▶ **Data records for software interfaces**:

---*---

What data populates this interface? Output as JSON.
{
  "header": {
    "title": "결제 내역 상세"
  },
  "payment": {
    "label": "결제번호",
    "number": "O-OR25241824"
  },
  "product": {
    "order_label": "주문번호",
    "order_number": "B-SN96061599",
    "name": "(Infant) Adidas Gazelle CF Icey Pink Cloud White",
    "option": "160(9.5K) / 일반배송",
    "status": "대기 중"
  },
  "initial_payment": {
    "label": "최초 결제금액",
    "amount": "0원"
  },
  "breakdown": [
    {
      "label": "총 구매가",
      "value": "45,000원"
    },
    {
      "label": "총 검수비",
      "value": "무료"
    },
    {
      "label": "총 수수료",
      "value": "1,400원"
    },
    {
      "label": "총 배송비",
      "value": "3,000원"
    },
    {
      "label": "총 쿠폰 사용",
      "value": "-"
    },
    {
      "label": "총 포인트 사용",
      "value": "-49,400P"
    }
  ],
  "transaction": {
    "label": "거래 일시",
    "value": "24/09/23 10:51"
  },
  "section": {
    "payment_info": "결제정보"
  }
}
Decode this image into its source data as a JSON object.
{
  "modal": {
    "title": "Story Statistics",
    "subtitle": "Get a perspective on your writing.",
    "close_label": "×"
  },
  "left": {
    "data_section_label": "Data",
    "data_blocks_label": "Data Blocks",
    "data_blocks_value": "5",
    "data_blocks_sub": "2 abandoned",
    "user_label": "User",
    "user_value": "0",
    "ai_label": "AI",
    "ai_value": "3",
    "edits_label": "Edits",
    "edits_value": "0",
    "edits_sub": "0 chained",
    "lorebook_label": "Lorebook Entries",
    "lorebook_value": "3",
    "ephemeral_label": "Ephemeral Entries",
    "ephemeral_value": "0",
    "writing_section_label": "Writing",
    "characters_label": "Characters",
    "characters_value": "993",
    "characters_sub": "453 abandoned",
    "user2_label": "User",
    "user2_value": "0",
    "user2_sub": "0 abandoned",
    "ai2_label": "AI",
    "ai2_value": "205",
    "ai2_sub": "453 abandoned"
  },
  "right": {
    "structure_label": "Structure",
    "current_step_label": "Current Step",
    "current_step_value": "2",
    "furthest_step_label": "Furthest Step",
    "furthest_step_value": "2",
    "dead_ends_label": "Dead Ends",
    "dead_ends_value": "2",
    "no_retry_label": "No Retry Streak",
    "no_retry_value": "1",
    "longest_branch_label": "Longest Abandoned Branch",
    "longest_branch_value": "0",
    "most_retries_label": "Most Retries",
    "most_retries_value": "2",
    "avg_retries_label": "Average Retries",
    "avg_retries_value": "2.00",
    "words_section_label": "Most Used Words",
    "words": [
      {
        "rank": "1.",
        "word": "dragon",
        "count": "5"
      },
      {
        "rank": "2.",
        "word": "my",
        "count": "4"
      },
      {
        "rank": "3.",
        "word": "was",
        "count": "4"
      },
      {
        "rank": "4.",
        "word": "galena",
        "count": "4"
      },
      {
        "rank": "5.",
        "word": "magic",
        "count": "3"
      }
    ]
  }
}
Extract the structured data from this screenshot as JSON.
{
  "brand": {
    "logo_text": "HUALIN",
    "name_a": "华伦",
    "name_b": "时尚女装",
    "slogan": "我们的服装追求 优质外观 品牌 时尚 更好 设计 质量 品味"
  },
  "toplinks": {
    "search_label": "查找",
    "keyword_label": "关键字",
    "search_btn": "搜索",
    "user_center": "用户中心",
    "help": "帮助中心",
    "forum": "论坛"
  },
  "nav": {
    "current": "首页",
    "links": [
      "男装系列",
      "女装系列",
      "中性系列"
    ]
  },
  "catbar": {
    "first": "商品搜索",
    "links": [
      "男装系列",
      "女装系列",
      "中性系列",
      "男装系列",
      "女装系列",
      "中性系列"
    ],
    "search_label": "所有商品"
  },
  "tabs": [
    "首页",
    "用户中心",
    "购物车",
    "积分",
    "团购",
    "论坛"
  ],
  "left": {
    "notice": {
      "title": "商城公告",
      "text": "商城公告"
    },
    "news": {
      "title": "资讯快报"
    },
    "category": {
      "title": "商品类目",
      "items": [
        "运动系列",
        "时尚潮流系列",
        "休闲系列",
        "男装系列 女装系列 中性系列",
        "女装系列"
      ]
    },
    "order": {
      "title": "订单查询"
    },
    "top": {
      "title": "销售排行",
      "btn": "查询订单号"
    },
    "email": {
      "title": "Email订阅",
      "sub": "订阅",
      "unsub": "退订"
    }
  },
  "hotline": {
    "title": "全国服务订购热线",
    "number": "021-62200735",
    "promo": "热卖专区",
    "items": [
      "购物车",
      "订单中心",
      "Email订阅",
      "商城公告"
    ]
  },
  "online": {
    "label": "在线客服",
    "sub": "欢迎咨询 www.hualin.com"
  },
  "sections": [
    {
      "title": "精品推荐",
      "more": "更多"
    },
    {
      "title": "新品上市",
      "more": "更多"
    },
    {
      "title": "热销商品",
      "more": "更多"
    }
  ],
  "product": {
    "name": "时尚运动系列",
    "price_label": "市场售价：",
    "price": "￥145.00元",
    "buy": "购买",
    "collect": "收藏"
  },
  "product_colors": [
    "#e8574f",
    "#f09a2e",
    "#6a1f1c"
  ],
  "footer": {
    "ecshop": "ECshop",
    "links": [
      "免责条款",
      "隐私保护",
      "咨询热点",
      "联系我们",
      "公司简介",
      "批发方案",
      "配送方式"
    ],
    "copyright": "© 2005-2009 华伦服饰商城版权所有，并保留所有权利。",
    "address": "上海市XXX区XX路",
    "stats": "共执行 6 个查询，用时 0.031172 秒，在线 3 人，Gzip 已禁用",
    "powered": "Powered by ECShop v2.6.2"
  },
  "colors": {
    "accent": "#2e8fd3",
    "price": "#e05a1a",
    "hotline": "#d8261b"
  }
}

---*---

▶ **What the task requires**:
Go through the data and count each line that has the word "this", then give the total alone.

▶ **Answer to the problem**:
3